Grades: 5 - 12
Length: 45 minutes
Class Size: With purchase of ticket, this workshop can be streamed to either a single classroom, or up to several classes at once
September 27th - Josée Bourgeois (Algonquin, fancy shawl and jingle dress)
Born in Ottawa, Josée Bourgeois is an Algonquin First Nations from Pikwakanagan, ON. She is an accomplished dancer, actor and model, who began her training as a gymnast and contemporary dancer. At the age of 16, she was signed to the Ford International modelling agency and began a lengthy journey as one of Canada’s only First Nations high fashion models. It was during her teenage years that she learned about her father’s Algonquin heritage. Her father was a Sixties Scoop baby adopted into an Irish family, and her grandmother was a residential school survivor from the Ottawa Valley area. At 23, she made the commitment to become emersed in her culture.
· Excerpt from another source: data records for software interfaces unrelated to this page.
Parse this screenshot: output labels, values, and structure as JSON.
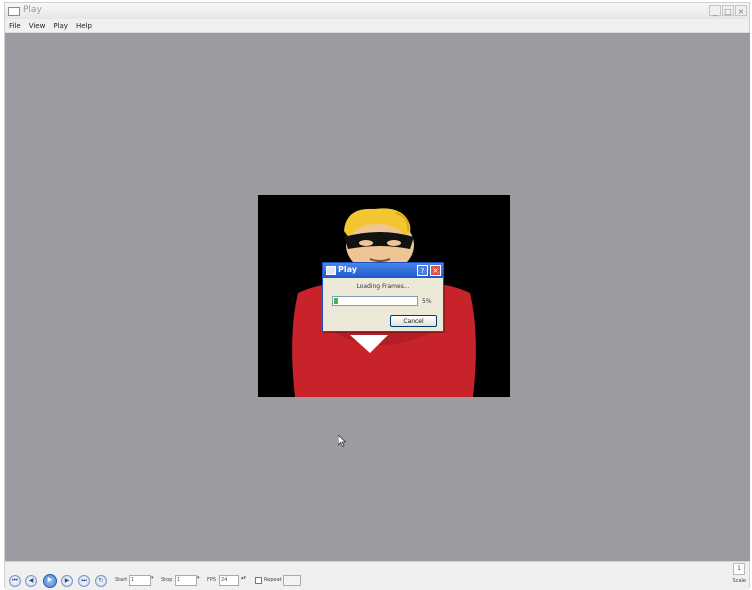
{
  "window": {
    "title": "Play",
    "controls": {
      "minimize": "_",
      "maximize": "□",
      "close": "×"
    }
  },
  "menu": {
    "items": [
      "File",
      "View",
      "Play",
      "Help"
    ]
  },
  "dialog": {
    "title": "Play",
    "help_label": "?",
    "close_label": "×",
    "message": "Loading Frames...",
    "progress_text": "5%",
    "progress_fraction": 0.05,
    "cancel_label": "Cancel"
  },
  "toolbar": {
    "buttons": [
      {
        "icon": "skip-to-start-icon"
      },
      {
        "icon": "step-back-icon"
      },
      {
        "icon": "play-icon",
        "active": true
      },
      {
        "icon": "step-forward-icon"
      },
      {
        "icon": "skip-to-end-icon"
      },
      {
        "icon": "loop-icon"
      }
    ],
    "start_label": "Start",
    "start_value": "1",
    "stop_label": "Stop",
    "stop_value": "1",
    "fps_label": "FPS",
    "fps_value": "24",
    "repeat_label": "Repeat",
    "repeat_checked": false,
    "zoom_value": "1",
    "scale_label": "Scale"
  },
  "colors": {
    "stage_background": "#9d9ba1",
    "movie_background": "#000000",
    "dialog_title_bar": "#1f58cf",
    "progress_fill": "#3cbc3c"
  }
}
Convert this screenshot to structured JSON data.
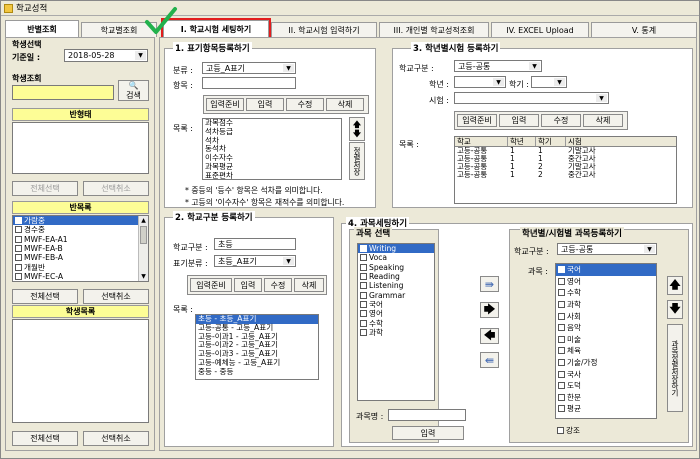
{
  "window": {
    "title": "학교성적"
  },
  "tabs": {
    "left": [
      "반별조회",
      "학교별조회"
    ],
    "main": [
      "I. 학교시험 세팅하기",
      "II. 학교시험 입력하기",
      "III. 개인별 학교성적조회",
      "IV. EXCEL Upload",
      "V. 통계"
    ]
  },
  "left": {
    "student_select": "학생선택",
    "base_date_label": "기준일 :",
    "base_date": "2018-05-28",
    "student_search": "학생조회",
    "search_btn": "검색",
    "class_type": "반형태",
    "select_all": "전체선택",
    "deselect": "선택취소",
    "class_list_title": "반목록",
    "class_items": [
      "가람중",
      "경수중",
      "MWF-EA-A1",
      "MWF-EA-B",
      "MWF-EB-A",
      "개월반",
      "MWF-EC-A"
    ],
    "student_list_title": "학생목록"
  },
  "sec1": {
    "title": "1. 표기항목등록하기",
    "cat_label": "분류 :",
    "cat_value": "고등_A표기",
    "item_label": "항목 :",
    "buttons": [
      "입력준비",
      "입력",
      "수정",
      "삭제"
    ],
    "list_label": "목록 :",
    "items": [
      "과목점수",
      "석차등급",
      "석차",
      "동석차",
      "이수자수",
      "과목평균",
      "표준편차"
    ],
    "save_order": "정렬저장",
    "note1": "* 중등의 '등수' 항목은 석차를 의미합니다.",
    "note2": "* 고등의 '이수자수' 항목은 재적수를 의미합니다."
  },
  "sec2": {
    "title": "2. 학교구분 등록하기",
    "school_type_label": "학교구분 :",
    "school_type": "초등",
    "mark_label": "표기분류 :",
    "mark_value": "초등_A표기",
    "buttons": [
      "입력준비",
      "입력",
      "수정",
      "삭제"
    ],
    "list_label": "목록 :",
    "items": [
      "초등 - 초등_A표기",
      "고등-공통 - 고등_A표기",
      "고등-이과1 - 고등_A표기",
      "고등-이과2 - 고등_A표기",
      "고등-이과3 - 고등_A표기",
      "고등-예체능 - 고등_A표기",
      "중등 - 중등"
    ]
  },
  "sec3": {
    "title": "3. 학년별시험 등록하기",
    "school_type_label": "학교구분 :",
    "school_type": "고등-공통",
    "grade_label": "학년 :",
    "term_label": "학기 :",
    "exam_label": "시험 :",
    "buttons": [
      "입력준비",
      "입력",
      "수정",
      "삭제"
    ],
    "list_label": "목록 :",
    "columns": [
      "학교",
      "학년",
      "학기",
      "시험"
    ],
    "rows": [
      [
        "고등-공통",
        "1",
        "1",
        "기말고사"
      ],
      [
        "고등-공통",
        "1",
        "1",
        "중간고사"
      ],
      [
        "고등-공통",
        "1",
        "2",
        "기말고사"
      ],
      [
        "고등-공통",
        "1",
        "2",
        "중간고사"
      ]
    ]
  },
  "sec4": {
    "title": "4. 과목세팅하기",
    "subject_select": "과목 선택",
    "subjects": [
      "Writing",
      "Voca",
      "Speaking",
      "Reading",
      "Listening",
      "Grammar",
      "국어",
      "영어",
      "수학",
      "과학"
    ],
    "subject_name_label": "과목명 :",
    "input_btn": "입력",
    "grade_exam_title": "학년별/시험별 과목등록하기",
    "school_type_label": "학교구분 :",
    "school_type": "고등-공통",
    "subjects_label": "과목 :",
    "reg_subjects": [
      "국어",
      "영어",
      "수학",
      "과학",
      "사회",
      "음악",
      "미술",
      "체육",
      "기술/가정",
      "국사",
      "도덕",
      "한문",
      "평균"
    ],
    "save_order": "과목정렬저장하기",
    "emphasis": "강조"
  },
  "colors": {
    "yellow": "#fdfd96",
    "highlight": "#316ac5",
    "red_box": "#e21d1d",
    "check_green": "#22b14c"
  }
}
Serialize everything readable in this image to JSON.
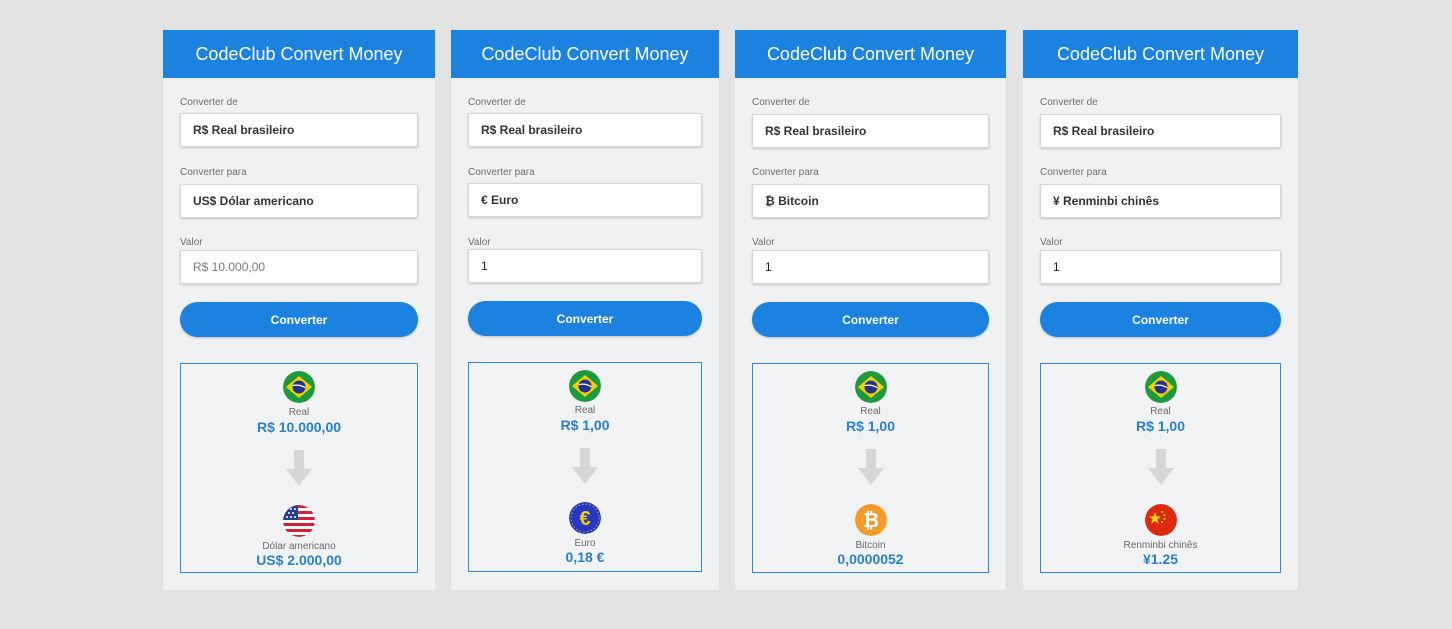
{
  "app_title": "CodeClub Convert Money",
  "labels": {
    "from": "Converter de",
    "to": "Converter para",
    "value": "Valor",
    "convert_button": "Converter"
  },
  "colors": {
    "primary": "#1b82e0",
    "value_text": "#2a7fd0",
    "background": "#e3e3e3",
    "panel": "#f0f1f2"
  },
  "panels": [
    {
      "from_select": "R$ Real brasileiro",
      "to_select": "US$ Dólar americano",
      "value_input": "",
      "value_placeholder": "R$ 10.000,00",
      "from_currency": {
        "icon": "brazil-flag-icon",
        "name": "Real",
        "value": "R$ 10.000,00"
      },
      "to_currency": {
        "icon": "usa-flag-icon",
        "name": "Dólar americano",
        "value": "US$ 2.000,00"
      }
    },
    {
      "from_select": "R$ Real brasileiro",
      "to_select": "€ Euro",
      "value_input": "1",
      "value_placeholder": "",
      "from_currency": {
        "icon": "brazil-flag-icon",
        "name": "Real",
        "value": "R$ 1,00"
      },
      "to_currency": {
        "icon": "euro-icon",
        "name": "Euro",
        "value": "0,18 €"
      }
    },
    {
      "from_select": "R$ Real brasileiro",
      "to_select": "₿ Bitcoin",
      "value_input": "1",
      "value_placeholder": "",
      "from_currency": {
        "icon": "brazil-flag-icon",
        "name": "Real",
        "value": "R$ 1,00"
      },
      "to_currency": {
        "icon": "bitcoin-icon",
        "name": "Bitcoin",
        "value": "0,0000052"
      }
    },
    {
      "from_select": "R$ Real brasileiro",
      "to_select": "¥ Renminbi chinês",
      "value_input": "1",
      "value_placeholder": "",
      "from_currency": {
        "icon": "brazil-flag-icon",
        "name": "Real",
        "value": "R$ 1,00"
      },
      "to_currency": {
        "icon": "china-flag-icon",
        "name": "Renminbi chinês",
        "value": "¥1.25"
      }
    }
  ]
}
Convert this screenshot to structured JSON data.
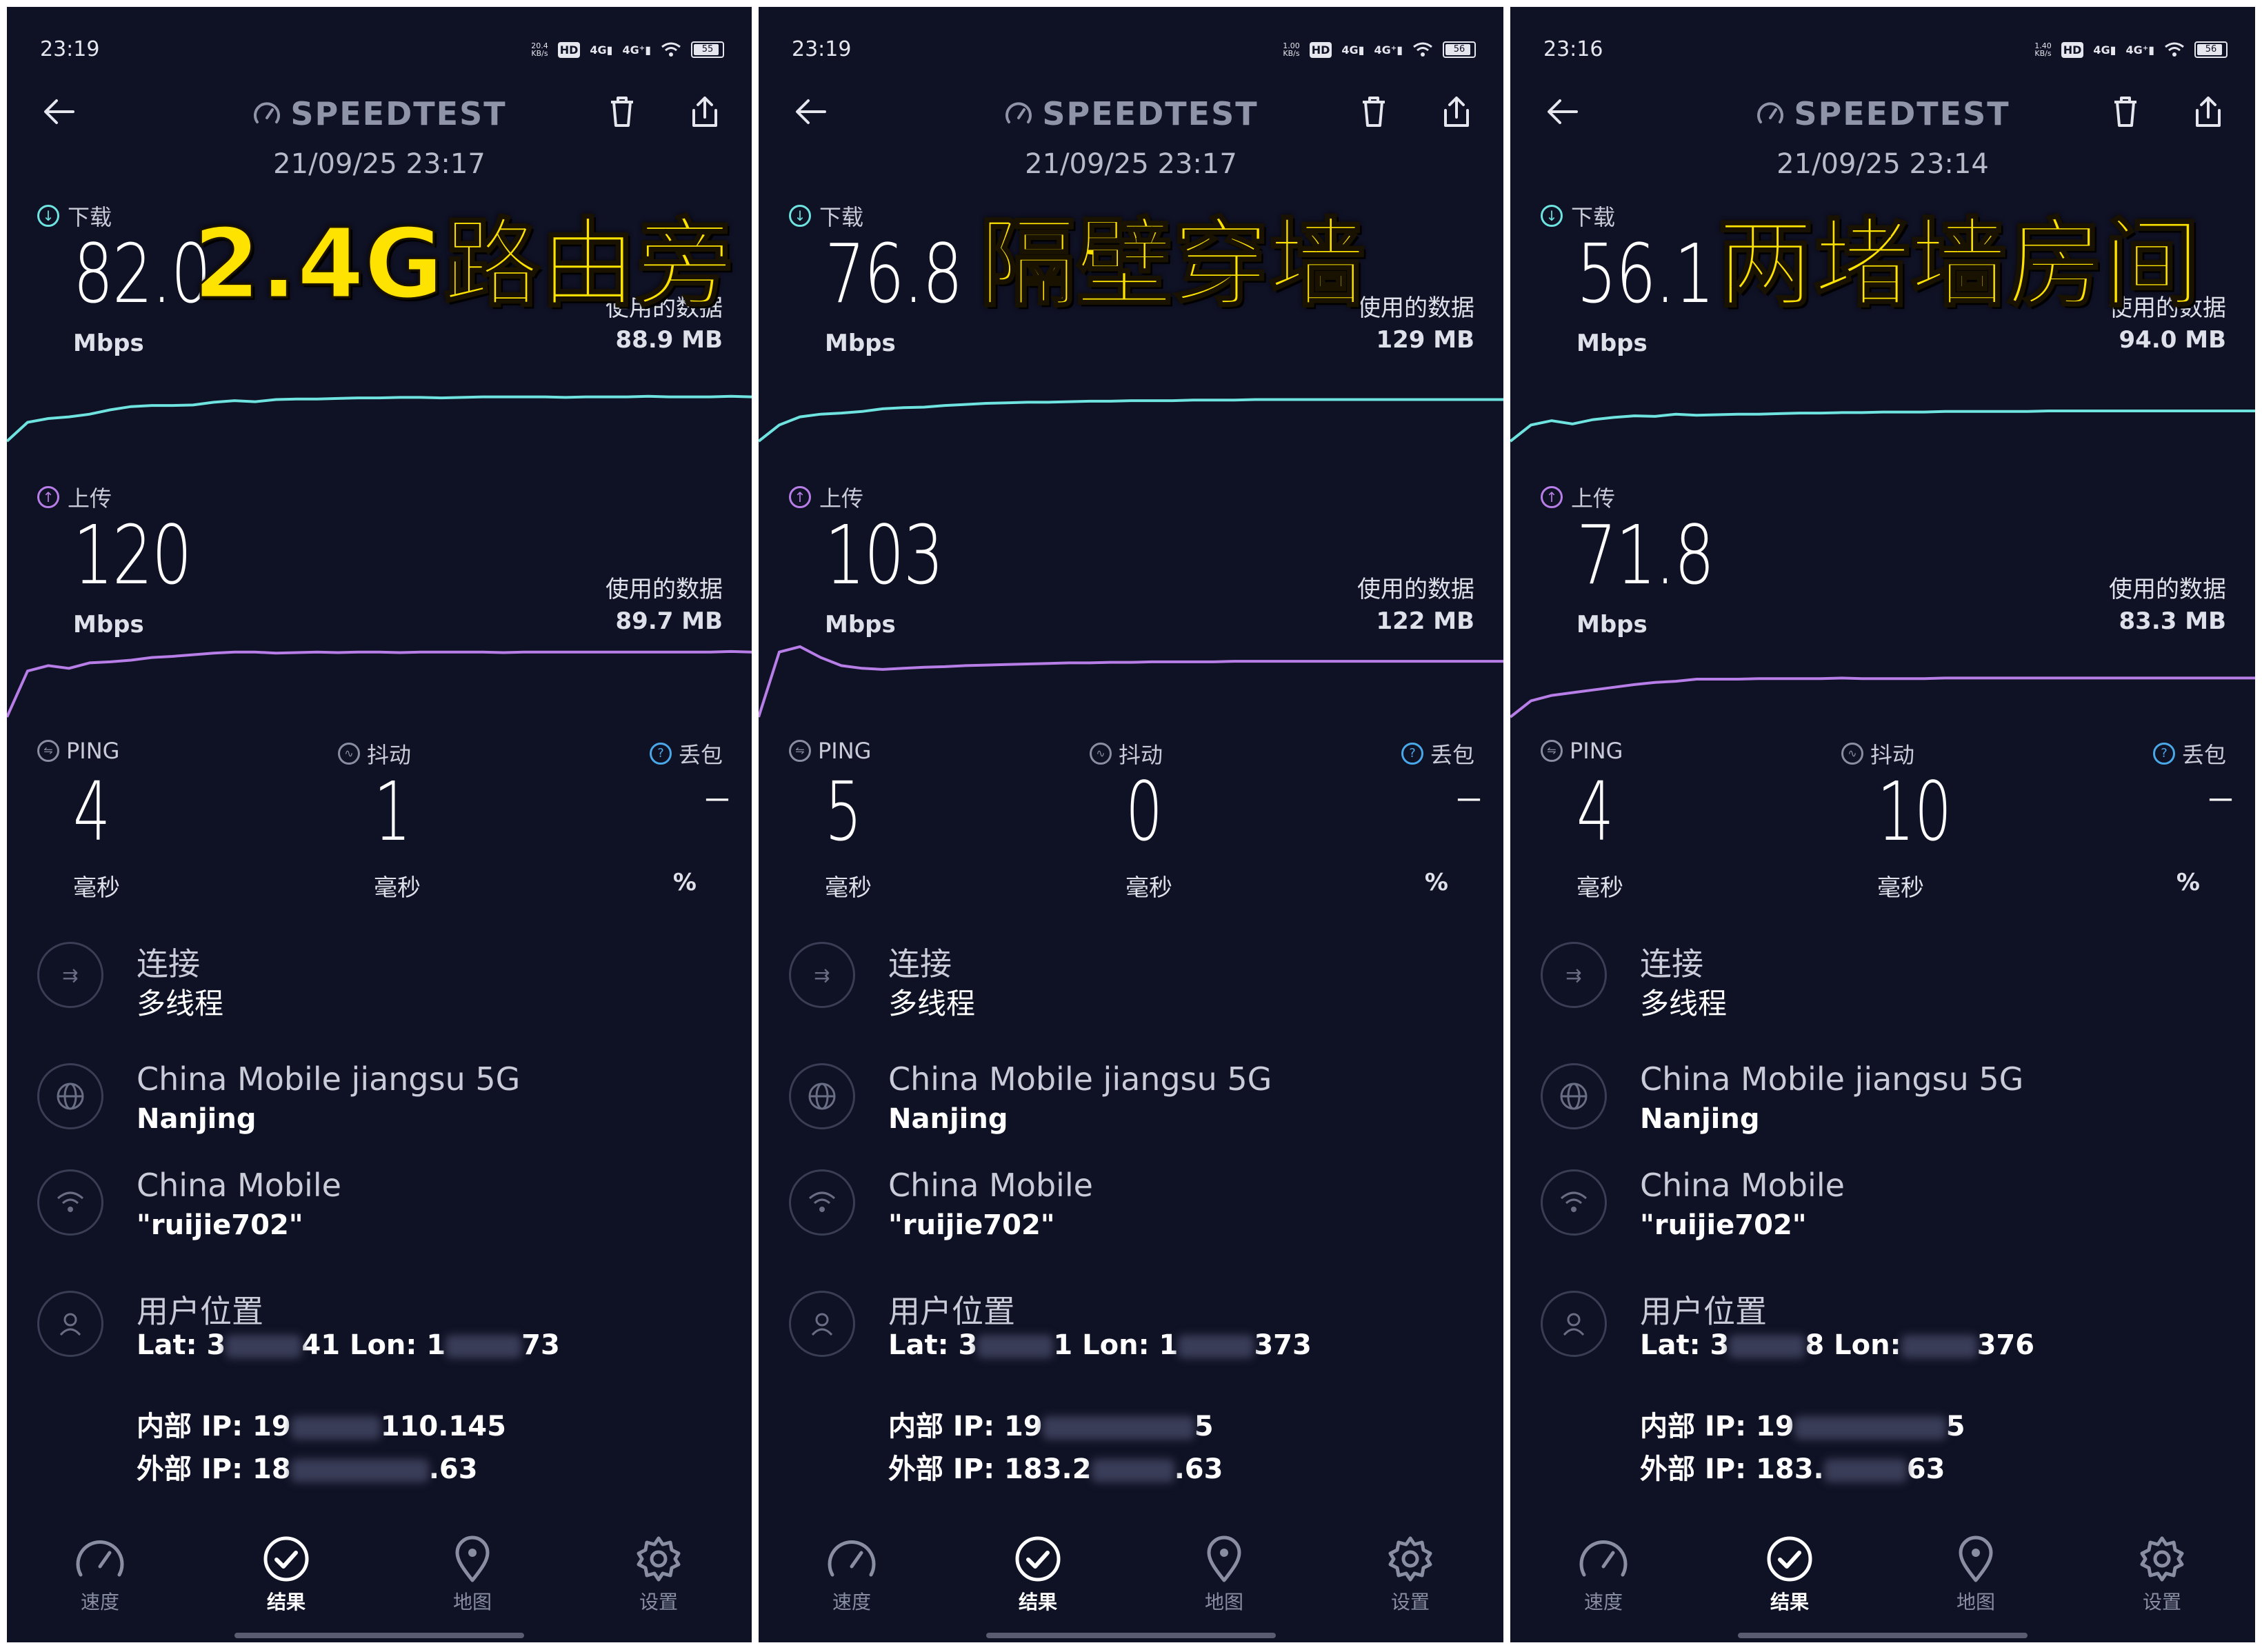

Using skills she had developed as a contemporary dancer to connect with others, she self-trained to become a pow wow dancer specializing in “fancy shawl.”
Over the past 12 years, she has travelled the Eastern Pow wow Trail as a Fancy Shawl and Jingle dress dancer, making roots with her son Little Thunder, creating a positive impact through dance arts on her ancestral Algonquin territory and through collaborations with artist like DJ Shub, DJ Classic Roots, and DJ Rise Ashen. She has studied with the multidisciplinary Australian-based Indigenous artist Victoria Hunt at the Banff Centre for Arts and Creativity, has performed in the National Arts Centre’s Wild West Show- Gabriel Dumont Story, and as Kina Nimiwag (Contemporary pow wow dance troupe) in the opening act for the Backstreet Boys at Ottawa’s Bluesfest 2019. A generous leader with a strong vision for change, she has employed her dance skills in a variety of environments and institutions to facilitate healing journeys for others. She is committed to reclaiming space as an Algonquin Artist all over Turtle Island and across the world.
September 28th - Alex Wells (Sisqua7, traditionl hoop dance)
Alex Wells is an internationally award-winning Hoop Dance Champion from Mount Currie, British Columbia. Alex is a member of the St'át'imc Lil’Wat tribe, and was brought up through cultural ceremonies, including Hoop dance, which is a healing Medicine Dance, also known as a “Creation of Life dance”.
September 29th - Amanda Fox (Ojibwe, jingle dress)
Amanda Fox is Ojibwe from the Unceded Territory of Wiikwemkoong, Ontario. Born and raised in Ottawa, Amanda has been able to spend most of her life engaging in her culture with songs, dance and artwork while living in “the big city.” Amanda began dancing at the age of 2 and now dances Old Style Jingle Dress. She has a profound knowledge of all styles of powwow dance and protocol. Amanda has been teaching powwow dance to women since she was a teenager and enjoys spreading awareness of Indigenous culture through her songs and artwork as well. Performing her dance since she was a child, she has had the honour of dancing for Prime Minister Justin Trudeau and former Prime Ministers Stephen Harper and Jean Chretien, Mayor Jim Watson, the National Arts Centre, school graduations, videos, events, etc.
1. Select which time slot you would like to purchase
2. Once purchase is confirmed, an NAC staff member will be in touch via email to provide the Zoom link and teacher's guide
Approximately 45 minutes long